Exercise details ▸ Lines from the one containing "Decode this image" to the end of the data below are to be restated exactly, with both ends included and nothing else.

Component data from apps and pages:

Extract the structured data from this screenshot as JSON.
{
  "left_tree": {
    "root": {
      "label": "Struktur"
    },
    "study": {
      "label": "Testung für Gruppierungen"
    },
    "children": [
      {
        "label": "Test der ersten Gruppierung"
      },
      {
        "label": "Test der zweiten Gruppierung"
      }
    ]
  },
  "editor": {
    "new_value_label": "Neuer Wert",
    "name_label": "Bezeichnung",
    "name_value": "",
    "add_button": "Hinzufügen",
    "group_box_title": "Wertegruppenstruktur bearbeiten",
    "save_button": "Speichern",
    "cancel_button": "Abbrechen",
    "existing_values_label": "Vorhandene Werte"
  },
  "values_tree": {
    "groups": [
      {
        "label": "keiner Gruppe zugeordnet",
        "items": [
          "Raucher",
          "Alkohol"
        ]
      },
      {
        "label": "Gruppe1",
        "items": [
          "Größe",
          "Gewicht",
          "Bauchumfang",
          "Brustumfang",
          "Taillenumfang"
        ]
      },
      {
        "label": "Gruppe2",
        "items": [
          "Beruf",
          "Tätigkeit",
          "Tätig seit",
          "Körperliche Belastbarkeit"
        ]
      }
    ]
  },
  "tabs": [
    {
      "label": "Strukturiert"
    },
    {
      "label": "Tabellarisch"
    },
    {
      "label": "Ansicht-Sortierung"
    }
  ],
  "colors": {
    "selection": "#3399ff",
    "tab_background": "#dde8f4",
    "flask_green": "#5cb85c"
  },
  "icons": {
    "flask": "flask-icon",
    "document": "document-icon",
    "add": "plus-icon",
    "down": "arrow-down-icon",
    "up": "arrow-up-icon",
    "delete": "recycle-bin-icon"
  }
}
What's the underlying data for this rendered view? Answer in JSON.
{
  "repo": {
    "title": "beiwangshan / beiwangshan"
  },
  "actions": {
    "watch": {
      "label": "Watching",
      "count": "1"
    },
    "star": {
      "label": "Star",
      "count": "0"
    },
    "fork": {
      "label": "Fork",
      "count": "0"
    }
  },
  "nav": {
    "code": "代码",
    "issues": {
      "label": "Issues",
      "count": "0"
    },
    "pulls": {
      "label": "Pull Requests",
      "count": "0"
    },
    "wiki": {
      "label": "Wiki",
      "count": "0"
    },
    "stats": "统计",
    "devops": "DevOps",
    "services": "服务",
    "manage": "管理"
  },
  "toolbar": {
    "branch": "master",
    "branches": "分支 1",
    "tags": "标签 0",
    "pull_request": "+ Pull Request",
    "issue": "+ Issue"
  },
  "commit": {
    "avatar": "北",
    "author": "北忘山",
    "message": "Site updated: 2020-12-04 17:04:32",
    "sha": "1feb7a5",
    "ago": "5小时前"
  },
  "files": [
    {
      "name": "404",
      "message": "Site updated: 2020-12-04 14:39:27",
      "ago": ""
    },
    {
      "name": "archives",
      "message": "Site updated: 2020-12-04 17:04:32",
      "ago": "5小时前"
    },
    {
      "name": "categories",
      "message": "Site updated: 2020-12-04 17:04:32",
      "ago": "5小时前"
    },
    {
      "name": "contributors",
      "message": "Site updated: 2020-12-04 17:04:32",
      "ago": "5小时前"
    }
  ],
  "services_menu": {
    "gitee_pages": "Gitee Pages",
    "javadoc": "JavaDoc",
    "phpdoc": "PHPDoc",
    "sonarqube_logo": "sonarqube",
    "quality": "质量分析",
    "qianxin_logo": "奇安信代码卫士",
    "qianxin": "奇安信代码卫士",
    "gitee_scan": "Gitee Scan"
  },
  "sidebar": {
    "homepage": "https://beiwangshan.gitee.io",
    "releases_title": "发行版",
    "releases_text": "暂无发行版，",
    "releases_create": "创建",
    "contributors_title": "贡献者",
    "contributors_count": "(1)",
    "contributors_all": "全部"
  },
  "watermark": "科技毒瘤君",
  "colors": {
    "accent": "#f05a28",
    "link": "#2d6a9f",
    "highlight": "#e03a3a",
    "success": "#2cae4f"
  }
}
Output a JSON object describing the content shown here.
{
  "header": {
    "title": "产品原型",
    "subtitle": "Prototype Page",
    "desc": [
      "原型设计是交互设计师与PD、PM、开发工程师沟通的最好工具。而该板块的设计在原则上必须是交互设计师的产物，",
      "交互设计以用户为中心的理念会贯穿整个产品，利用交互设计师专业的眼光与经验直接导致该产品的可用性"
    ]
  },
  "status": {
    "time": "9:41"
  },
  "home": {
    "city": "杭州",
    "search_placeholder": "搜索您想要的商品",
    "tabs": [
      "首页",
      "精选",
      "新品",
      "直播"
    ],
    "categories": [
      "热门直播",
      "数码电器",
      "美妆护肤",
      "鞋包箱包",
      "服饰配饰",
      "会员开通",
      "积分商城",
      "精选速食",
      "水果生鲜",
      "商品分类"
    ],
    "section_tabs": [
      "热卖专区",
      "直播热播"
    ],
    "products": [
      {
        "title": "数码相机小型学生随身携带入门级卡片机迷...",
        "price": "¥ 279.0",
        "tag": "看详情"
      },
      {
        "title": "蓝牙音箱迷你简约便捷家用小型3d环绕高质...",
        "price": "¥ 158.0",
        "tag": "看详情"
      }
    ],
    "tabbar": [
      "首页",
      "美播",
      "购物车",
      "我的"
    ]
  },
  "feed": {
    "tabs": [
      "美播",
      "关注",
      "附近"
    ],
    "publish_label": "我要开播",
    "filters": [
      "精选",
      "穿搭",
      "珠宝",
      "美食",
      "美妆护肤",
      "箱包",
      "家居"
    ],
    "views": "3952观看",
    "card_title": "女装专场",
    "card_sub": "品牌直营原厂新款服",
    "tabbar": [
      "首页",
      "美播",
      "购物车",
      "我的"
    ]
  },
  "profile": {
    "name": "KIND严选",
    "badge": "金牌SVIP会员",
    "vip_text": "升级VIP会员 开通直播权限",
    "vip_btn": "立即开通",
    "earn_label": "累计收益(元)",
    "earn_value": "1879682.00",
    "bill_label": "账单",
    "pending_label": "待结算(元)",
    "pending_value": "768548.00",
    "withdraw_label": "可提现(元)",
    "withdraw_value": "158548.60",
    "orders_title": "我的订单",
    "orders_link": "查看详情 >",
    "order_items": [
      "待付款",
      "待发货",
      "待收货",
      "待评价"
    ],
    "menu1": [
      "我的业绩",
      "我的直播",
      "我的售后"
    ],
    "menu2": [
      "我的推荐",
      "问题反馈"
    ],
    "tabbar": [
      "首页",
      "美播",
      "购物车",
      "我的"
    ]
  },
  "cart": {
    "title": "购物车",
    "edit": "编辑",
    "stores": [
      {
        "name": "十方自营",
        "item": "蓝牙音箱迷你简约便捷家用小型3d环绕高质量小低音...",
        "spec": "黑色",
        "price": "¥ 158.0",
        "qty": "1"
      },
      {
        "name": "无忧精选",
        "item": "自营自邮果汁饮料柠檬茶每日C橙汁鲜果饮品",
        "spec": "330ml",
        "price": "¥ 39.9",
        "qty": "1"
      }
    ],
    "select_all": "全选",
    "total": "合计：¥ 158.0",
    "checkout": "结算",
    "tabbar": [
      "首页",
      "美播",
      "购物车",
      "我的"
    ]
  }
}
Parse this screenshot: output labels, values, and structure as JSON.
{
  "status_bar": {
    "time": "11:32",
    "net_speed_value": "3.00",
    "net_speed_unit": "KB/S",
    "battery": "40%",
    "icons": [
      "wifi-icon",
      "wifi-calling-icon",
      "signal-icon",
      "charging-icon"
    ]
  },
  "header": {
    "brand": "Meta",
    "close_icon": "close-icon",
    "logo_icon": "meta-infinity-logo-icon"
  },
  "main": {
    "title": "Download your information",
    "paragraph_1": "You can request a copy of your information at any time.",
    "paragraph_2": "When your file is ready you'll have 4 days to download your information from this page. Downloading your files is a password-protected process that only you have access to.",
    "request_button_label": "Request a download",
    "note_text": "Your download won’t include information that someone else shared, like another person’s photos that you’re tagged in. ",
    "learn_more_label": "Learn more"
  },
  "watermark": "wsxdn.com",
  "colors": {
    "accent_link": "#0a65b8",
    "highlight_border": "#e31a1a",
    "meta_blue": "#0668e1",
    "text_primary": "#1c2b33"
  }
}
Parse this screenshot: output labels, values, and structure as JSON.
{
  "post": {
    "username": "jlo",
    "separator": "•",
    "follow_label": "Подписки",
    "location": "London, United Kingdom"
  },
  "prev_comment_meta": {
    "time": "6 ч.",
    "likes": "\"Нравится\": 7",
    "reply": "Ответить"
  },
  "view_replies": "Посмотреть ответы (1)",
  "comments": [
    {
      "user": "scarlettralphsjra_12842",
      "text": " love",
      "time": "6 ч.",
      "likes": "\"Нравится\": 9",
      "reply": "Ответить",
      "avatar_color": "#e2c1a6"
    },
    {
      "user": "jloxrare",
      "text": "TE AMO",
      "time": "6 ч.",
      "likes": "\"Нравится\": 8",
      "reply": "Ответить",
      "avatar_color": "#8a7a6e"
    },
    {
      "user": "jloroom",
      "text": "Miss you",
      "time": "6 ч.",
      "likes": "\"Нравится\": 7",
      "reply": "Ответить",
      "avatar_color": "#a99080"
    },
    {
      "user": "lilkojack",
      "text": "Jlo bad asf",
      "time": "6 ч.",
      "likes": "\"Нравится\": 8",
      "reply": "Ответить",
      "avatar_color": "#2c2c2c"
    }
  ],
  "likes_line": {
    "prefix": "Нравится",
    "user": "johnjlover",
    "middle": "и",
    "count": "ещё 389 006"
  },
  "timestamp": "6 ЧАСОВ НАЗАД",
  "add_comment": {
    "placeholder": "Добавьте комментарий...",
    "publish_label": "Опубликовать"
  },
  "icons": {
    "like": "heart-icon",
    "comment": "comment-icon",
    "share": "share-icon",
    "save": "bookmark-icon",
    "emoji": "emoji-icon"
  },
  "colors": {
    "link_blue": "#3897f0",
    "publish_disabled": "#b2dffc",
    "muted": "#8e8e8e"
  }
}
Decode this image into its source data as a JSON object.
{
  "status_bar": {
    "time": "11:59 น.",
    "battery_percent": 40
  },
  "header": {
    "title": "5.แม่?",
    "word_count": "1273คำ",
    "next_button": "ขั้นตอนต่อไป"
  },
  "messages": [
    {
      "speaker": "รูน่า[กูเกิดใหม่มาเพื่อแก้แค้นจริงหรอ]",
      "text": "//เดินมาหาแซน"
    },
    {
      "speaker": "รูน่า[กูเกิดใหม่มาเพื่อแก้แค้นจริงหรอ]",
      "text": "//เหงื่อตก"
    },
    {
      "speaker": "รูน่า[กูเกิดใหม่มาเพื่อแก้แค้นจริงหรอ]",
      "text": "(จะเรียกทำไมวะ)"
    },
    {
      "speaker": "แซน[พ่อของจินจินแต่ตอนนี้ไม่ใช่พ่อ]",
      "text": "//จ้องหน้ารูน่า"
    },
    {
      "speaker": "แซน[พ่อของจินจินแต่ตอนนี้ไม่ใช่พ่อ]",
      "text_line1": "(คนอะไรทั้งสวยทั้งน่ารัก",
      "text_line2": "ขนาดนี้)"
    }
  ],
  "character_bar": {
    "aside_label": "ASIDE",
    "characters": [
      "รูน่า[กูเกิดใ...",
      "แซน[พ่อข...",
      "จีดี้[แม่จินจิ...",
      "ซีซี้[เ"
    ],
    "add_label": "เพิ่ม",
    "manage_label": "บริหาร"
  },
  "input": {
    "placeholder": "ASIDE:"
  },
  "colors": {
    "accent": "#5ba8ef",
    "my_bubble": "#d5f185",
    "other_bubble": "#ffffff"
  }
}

Output of the exercise ▸
Decode this image into its source data as a JSON object.
{
  "status_bar": {
    "time": "11:59 น.",
    "battery_percent": 40
  },
  "header": {
    "title": "5.แม่?",
    "word_count": "1273คำ",
    "next_button": "ขั้นตอนต่อไป"
  },
  "messages": [
    {
      "speaker": "รูน่า[กูเกิดใหม่มาเพื่อแก้แค้นจริงหรอ]",
      "text": "//เดินมาหาแซน"
    },
    {
      "speaker": "รูน่า[กูเกิดใหม่มาเพื่อแก้แค้นจริงหรอ]",
      "text": "//เหงื่อตก"
    },
    {
      "speaker": "รูน่า[กูเกิดใหม่มาเพื่อแก้แค้นจริงหรอ]",
      "text": "(จะเรียกทำไมวะ)"
    },
    {
      "speaker": "แซน[พ่อของจินจินแต่ตอนนี้ไม่ใช่พ่อ]",
      "text": "//จ้องหน้ารูน่า"
    },
    {
      "speaker": "แซน[พ่อของจินจินแต่ตอนนี้ไม่ใช่พ่อ]",
      "text_line1": "(คนอะไรทั้งสวยทั้งน่ารัก",
      "text_line2": "ขนาดนี้)"
    }
  ],
  "character_bar": {
    "aside_label": "ASIDE",
    "characters": [
      "รูน่า[กูเกิดใ...",
      "แซน[พ่อข...",
      "จีดี้[แม่จินจิ...",
      "ซีซี้[เ"
    ],
    "add_label": "เพิ่ม",
    "manage_label": "บริหาร"
  },
  "input": {
    "placeholder": "ASIDE:"
  },
  "colors": {
    "accent": "#5ba8ef",
    "my_bubble": "#d5f185",
    "other_bubble": "#ffffff"
  }
}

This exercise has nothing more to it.